— What is being asked —
Copy each line of the entries below that contains the string "name".

— Source material —
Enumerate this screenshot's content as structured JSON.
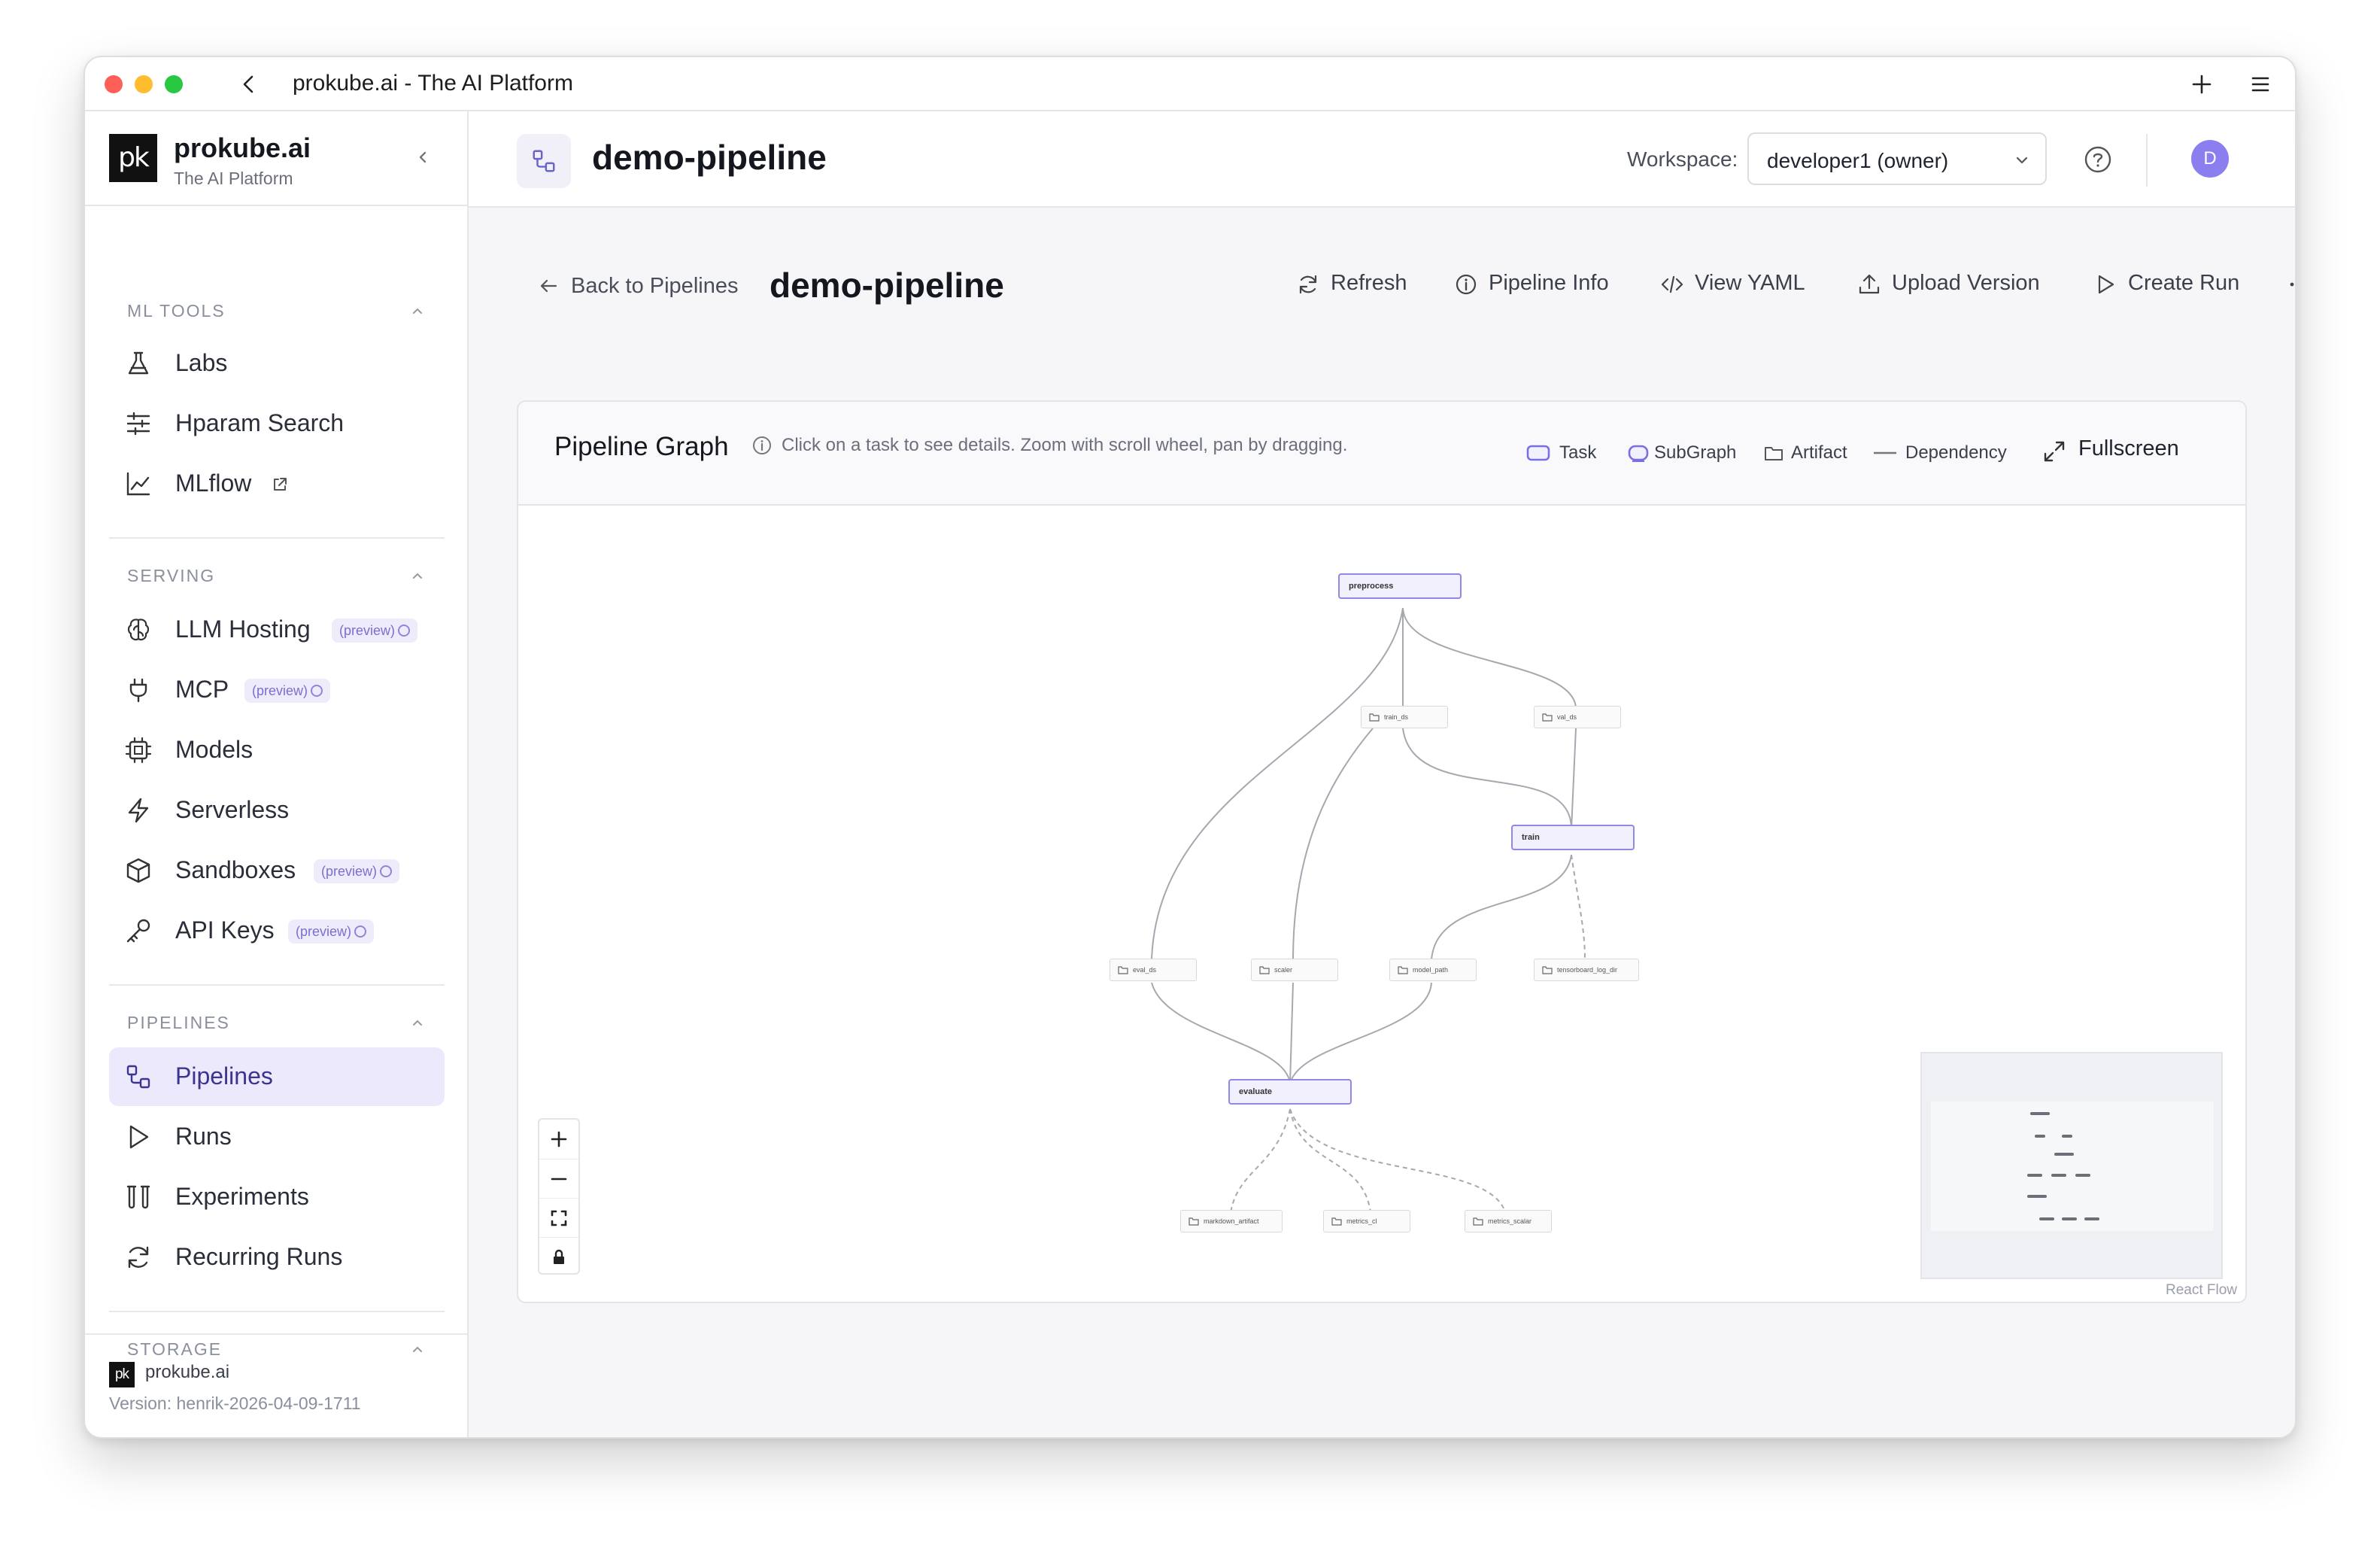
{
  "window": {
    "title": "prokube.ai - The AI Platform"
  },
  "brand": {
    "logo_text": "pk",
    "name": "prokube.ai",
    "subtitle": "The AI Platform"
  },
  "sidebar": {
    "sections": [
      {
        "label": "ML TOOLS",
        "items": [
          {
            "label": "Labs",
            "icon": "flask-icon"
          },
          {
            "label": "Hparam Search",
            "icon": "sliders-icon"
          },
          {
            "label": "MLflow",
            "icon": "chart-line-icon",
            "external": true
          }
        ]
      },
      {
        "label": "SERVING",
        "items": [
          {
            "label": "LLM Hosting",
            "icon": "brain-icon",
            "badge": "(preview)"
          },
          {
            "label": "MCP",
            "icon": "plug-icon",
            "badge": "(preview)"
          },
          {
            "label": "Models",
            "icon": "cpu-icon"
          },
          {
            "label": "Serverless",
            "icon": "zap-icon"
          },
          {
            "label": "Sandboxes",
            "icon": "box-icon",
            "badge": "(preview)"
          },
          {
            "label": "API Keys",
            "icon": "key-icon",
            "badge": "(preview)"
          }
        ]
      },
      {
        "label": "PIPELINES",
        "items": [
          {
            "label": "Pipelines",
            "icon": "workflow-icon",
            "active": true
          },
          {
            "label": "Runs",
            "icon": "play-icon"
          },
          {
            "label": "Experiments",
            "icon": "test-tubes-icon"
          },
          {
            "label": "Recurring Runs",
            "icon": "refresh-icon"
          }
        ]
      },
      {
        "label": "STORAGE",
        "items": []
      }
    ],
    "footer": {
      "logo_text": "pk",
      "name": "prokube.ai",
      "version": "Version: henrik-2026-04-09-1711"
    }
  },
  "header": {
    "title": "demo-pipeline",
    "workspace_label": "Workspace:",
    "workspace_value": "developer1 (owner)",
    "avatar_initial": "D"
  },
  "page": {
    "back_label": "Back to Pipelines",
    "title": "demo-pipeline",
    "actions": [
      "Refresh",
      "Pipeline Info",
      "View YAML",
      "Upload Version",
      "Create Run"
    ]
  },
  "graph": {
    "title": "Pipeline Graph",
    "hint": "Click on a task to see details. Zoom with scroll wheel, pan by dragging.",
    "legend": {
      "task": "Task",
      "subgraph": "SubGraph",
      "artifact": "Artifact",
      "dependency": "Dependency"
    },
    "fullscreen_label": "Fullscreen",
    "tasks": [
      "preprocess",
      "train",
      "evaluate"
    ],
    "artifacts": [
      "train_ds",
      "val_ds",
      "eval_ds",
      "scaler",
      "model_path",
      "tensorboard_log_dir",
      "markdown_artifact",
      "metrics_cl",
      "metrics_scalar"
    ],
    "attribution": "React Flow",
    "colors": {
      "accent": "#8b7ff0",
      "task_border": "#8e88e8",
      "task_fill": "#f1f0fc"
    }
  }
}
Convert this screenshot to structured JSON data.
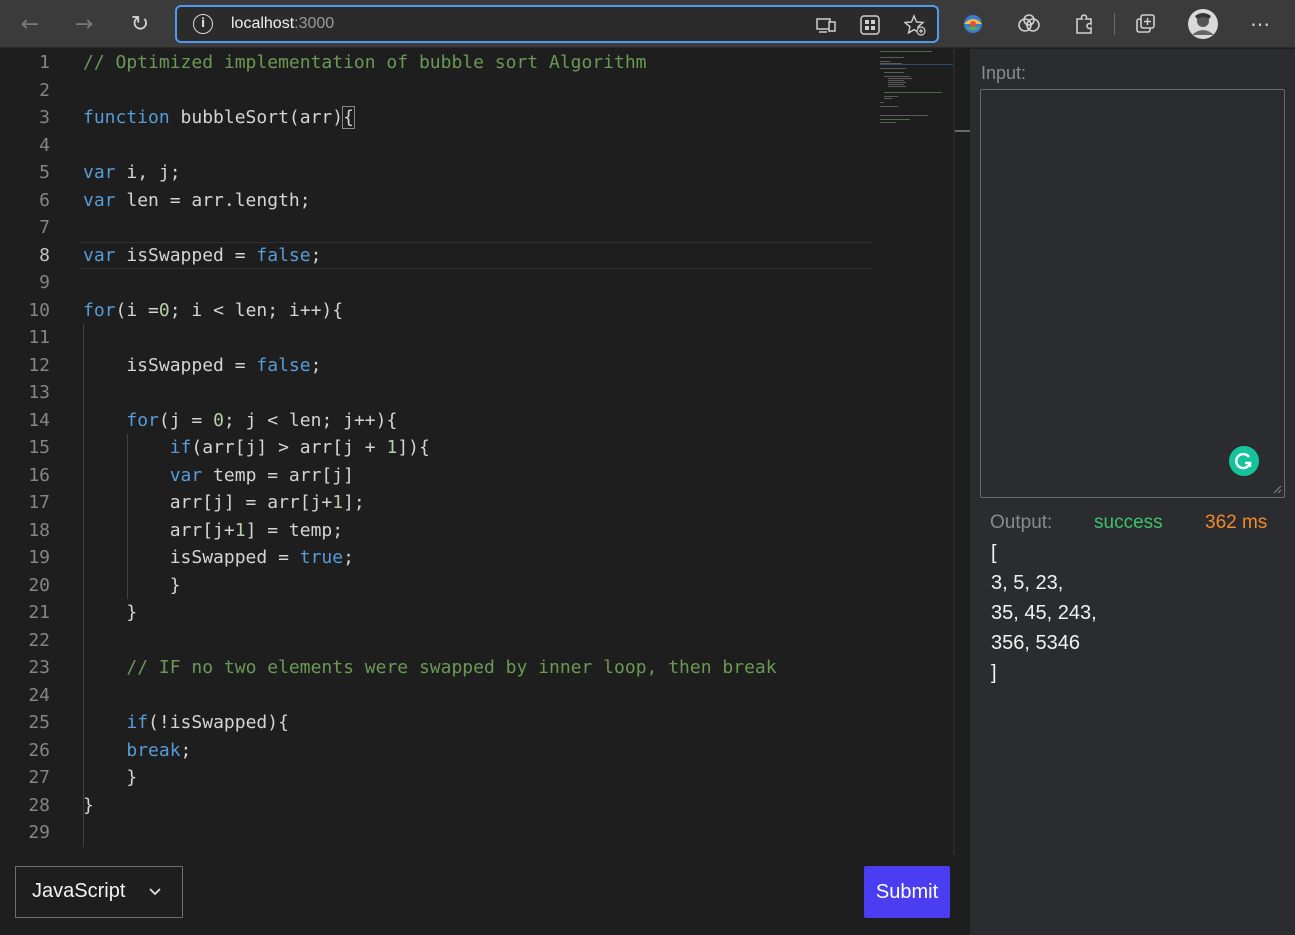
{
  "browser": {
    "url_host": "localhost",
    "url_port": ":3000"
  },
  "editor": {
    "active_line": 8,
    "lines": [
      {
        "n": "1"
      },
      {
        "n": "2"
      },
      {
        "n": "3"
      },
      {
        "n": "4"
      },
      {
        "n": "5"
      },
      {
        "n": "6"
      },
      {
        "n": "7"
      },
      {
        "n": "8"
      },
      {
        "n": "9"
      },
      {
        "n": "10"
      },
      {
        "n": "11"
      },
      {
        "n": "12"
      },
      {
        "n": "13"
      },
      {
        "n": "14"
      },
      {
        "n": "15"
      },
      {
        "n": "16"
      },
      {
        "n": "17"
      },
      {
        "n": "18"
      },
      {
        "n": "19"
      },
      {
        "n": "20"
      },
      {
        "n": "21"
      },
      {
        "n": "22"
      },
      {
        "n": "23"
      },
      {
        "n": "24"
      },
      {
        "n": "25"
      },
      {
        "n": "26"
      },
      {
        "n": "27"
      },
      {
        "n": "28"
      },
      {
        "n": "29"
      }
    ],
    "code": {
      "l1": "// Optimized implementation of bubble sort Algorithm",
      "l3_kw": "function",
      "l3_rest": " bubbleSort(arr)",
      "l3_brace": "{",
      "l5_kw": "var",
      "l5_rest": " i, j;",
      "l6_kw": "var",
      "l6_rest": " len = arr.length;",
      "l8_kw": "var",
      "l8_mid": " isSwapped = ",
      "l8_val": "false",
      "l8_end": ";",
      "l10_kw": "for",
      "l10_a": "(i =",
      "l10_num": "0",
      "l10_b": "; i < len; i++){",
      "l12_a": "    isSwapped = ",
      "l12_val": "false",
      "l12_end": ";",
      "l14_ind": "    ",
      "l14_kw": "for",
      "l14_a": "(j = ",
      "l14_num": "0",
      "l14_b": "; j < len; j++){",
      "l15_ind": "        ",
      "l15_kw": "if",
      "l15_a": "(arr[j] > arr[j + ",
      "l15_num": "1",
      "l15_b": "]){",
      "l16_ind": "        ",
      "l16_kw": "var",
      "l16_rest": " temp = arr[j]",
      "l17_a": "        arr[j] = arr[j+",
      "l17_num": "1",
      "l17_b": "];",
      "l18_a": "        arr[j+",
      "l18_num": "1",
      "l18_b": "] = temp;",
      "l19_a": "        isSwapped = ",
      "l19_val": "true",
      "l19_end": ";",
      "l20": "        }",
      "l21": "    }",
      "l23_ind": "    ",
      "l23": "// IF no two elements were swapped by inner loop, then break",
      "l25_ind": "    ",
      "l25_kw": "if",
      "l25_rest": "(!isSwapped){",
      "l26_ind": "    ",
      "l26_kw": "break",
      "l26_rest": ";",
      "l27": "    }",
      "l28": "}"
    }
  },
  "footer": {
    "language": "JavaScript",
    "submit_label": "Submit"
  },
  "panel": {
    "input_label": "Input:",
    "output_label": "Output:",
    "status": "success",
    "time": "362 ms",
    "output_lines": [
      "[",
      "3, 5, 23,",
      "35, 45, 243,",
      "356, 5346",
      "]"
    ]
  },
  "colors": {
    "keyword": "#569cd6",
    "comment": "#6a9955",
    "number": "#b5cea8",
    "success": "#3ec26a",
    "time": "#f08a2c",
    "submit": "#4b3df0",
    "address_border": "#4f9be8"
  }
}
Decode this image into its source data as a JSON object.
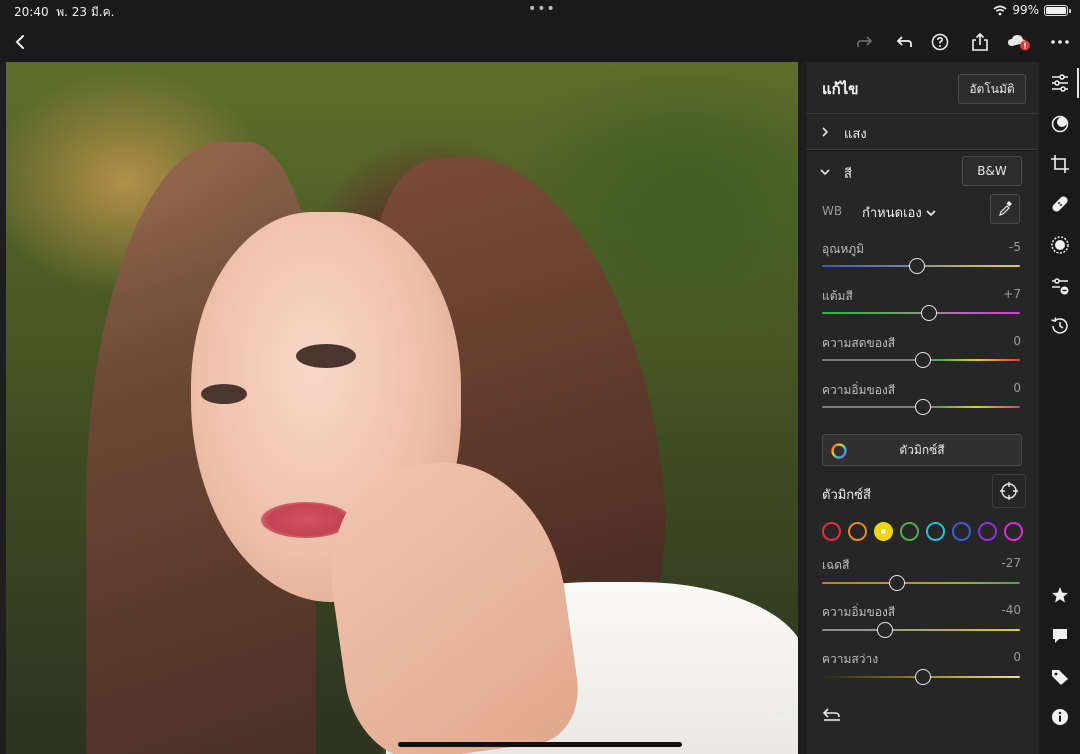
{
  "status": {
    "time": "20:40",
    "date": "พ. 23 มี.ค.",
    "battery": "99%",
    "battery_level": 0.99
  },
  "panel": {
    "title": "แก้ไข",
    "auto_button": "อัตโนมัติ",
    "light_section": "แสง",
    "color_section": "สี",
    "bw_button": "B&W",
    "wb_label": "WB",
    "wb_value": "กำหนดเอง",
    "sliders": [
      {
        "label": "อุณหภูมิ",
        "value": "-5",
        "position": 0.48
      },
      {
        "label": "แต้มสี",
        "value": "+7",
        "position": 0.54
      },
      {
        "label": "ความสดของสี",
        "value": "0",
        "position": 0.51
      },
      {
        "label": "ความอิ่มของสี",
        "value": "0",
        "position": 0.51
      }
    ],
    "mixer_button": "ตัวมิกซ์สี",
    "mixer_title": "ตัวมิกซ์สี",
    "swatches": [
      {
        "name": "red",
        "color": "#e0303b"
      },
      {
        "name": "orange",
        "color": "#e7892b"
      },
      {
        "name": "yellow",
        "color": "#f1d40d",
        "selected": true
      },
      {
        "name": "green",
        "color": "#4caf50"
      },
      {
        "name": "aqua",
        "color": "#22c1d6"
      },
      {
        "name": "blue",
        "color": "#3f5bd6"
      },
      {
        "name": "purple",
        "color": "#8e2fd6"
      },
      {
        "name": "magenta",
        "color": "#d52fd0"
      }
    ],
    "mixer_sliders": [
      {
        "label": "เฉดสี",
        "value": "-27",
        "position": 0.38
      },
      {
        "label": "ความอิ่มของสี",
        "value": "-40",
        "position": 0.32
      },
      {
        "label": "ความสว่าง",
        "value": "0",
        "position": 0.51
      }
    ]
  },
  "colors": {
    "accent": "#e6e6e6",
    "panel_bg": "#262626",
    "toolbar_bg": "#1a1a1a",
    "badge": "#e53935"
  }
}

— Result of the exercise —
    "name": "prokube.ai",
      "name": "prokube.ai",
        "name": "red",
        "name": "orange",
        "name": "yellow",
        "name": "green",
        "name": "aqua",
        "name": "blue",
        "name": "purple",
        "name": "magenta",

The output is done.